Work required: Scan the entries for lines with "MicroSD" and say how many there are, with nothing more.

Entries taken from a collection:

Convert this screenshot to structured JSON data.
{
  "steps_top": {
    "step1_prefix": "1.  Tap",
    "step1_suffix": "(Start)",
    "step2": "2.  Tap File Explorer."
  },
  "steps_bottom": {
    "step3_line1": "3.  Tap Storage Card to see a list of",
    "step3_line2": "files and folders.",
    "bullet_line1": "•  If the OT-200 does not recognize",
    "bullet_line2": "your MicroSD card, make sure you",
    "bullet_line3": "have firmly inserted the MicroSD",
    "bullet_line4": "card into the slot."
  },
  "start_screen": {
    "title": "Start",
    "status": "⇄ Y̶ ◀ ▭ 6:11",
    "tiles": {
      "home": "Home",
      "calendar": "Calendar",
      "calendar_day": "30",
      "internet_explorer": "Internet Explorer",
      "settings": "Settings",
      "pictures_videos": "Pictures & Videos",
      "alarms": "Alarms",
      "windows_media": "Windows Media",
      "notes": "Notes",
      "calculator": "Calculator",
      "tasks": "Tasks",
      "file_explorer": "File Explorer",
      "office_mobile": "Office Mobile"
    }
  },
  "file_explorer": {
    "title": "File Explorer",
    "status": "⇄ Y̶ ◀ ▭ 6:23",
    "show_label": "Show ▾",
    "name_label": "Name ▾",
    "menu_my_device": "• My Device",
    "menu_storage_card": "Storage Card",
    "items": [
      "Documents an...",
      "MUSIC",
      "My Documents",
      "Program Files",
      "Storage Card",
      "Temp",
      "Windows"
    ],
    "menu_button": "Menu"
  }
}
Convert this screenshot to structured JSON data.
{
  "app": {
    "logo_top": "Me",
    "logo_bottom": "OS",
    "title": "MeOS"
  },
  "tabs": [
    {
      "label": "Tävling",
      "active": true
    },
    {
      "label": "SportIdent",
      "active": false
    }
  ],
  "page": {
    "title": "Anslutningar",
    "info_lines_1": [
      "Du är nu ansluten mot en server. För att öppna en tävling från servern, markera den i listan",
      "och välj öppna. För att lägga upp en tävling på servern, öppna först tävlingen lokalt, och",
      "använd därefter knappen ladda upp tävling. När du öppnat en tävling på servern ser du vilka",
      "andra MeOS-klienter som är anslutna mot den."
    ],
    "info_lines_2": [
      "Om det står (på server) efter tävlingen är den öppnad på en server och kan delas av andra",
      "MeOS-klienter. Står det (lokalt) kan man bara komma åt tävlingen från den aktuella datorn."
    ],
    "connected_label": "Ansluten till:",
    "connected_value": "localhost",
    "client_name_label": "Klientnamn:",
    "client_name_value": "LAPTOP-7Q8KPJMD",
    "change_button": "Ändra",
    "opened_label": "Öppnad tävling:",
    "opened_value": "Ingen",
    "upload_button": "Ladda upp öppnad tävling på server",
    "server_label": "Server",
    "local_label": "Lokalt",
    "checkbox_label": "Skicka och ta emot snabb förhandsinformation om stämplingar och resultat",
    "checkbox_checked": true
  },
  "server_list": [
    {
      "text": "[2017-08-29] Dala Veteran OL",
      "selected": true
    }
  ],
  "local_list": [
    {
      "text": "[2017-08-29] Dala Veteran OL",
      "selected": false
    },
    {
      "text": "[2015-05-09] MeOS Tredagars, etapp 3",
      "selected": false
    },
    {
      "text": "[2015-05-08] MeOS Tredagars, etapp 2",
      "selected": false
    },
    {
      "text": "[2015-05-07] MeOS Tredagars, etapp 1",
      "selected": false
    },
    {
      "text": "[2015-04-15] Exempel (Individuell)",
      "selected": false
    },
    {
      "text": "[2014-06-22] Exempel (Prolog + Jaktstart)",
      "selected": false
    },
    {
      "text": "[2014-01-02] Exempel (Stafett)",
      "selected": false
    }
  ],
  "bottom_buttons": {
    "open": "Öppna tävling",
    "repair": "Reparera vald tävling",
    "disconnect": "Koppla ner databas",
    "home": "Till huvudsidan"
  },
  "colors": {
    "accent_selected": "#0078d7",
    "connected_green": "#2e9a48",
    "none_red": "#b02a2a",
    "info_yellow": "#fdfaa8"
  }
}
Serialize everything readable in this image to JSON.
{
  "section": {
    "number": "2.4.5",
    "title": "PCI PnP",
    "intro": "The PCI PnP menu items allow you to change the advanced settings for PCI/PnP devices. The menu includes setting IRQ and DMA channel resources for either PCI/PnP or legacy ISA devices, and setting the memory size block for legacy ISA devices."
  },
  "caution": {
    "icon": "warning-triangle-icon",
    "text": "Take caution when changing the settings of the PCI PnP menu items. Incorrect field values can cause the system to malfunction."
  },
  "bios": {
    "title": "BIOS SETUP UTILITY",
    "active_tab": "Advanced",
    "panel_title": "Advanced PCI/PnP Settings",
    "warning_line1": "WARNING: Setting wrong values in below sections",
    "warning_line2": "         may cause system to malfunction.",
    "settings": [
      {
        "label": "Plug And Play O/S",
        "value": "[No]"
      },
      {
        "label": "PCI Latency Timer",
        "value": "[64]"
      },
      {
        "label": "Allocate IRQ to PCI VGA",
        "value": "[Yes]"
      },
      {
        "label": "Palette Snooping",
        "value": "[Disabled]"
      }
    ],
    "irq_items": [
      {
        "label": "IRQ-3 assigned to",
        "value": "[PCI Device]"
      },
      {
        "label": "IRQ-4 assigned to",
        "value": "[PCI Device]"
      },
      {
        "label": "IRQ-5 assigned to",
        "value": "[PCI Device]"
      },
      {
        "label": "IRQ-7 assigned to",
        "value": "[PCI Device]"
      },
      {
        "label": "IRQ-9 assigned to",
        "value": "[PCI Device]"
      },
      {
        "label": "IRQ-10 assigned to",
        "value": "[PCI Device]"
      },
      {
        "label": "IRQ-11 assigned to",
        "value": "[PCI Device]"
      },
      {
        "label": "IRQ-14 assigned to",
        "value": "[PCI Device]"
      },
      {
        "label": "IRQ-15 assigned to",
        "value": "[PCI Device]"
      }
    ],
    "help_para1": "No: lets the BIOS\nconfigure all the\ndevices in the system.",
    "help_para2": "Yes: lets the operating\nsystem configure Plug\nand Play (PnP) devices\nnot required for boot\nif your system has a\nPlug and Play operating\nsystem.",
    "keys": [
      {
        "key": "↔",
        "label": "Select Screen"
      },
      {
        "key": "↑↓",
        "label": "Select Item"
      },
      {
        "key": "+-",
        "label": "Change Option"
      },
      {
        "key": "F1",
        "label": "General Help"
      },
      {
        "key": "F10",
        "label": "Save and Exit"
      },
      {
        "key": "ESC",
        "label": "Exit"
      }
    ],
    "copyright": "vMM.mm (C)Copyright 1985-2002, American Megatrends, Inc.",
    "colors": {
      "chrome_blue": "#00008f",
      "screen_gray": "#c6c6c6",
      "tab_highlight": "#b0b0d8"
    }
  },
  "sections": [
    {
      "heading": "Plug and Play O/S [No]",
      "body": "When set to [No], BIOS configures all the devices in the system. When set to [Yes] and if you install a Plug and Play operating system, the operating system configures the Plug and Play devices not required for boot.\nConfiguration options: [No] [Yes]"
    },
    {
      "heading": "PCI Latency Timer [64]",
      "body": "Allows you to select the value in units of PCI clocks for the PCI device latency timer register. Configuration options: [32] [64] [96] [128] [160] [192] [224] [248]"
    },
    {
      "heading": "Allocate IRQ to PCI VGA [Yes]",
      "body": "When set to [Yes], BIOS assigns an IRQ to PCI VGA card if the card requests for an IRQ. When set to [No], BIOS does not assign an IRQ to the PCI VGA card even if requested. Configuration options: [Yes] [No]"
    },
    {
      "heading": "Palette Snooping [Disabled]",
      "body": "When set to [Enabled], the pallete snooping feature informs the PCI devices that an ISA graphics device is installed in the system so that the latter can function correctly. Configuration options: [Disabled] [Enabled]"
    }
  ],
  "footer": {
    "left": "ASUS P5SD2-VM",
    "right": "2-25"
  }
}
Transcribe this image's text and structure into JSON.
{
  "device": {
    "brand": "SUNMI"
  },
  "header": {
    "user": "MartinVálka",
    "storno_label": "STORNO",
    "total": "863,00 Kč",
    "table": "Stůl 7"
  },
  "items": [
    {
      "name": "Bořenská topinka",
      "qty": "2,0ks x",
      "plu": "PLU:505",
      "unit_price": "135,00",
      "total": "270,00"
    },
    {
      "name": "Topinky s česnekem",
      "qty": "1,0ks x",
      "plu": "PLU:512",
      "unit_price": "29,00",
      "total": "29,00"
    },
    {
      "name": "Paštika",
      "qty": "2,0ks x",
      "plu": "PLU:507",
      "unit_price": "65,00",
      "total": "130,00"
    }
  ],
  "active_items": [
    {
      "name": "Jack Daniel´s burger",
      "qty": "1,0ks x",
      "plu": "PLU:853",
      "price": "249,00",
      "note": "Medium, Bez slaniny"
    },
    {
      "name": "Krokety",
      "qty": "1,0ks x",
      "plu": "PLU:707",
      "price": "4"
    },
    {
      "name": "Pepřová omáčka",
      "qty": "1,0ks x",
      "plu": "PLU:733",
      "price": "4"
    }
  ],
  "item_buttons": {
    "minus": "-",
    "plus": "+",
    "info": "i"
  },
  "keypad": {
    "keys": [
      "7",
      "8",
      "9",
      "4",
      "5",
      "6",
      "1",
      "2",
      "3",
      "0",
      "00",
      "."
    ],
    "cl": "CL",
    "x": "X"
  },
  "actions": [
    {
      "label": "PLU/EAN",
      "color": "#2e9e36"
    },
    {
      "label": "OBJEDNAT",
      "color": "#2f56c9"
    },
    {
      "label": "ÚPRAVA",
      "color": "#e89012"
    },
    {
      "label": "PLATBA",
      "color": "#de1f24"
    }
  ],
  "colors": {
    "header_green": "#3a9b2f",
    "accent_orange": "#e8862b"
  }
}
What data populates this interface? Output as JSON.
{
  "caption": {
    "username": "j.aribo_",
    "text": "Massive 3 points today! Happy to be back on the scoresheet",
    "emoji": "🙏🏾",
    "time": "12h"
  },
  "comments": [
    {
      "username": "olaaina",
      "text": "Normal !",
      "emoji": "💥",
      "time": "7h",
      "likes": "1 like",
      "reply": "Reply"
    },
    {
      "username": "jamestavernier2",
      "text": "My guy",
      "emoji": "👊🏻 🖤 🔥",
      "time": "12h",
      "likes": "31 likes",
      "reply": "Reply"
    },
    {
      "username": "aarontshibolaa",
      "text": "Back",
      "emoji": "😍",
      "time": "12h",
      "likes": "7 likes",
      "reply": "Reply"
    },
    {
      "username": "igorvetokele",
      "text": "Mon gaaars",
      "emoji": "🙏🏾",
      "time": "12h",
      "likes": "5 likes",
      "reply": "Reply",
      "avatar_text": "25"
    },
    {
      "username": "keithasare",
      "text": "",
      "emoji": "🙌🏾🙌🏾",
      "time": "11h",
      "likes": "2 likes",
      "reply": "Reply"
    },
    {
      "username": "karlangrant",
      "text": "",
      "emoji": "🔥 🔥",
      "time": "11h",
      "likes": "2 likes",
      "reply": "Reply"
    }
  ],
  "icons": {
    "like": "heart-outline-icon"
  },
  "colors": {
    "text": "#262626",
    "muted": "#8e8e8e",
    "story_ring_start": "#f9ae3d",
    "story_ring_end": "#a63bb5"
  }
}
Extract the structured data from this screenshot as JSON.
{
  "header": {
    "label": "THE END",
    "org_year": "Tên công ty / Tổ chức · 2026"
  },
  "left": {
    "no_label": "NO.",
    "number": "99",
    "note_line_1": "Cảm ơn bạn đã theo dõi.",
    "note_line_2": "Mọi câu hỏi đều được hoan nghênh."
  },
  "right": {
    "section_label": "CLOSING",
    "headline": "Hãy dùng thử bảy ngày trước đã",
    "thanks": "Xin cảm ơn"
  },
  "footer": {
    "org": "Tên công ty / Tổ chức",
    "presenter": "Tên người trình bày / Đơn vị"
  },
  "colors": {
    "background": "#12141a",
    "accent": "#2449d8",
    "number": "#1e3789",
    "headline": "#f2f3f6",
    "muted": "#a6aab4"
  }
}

Solution to this task: 2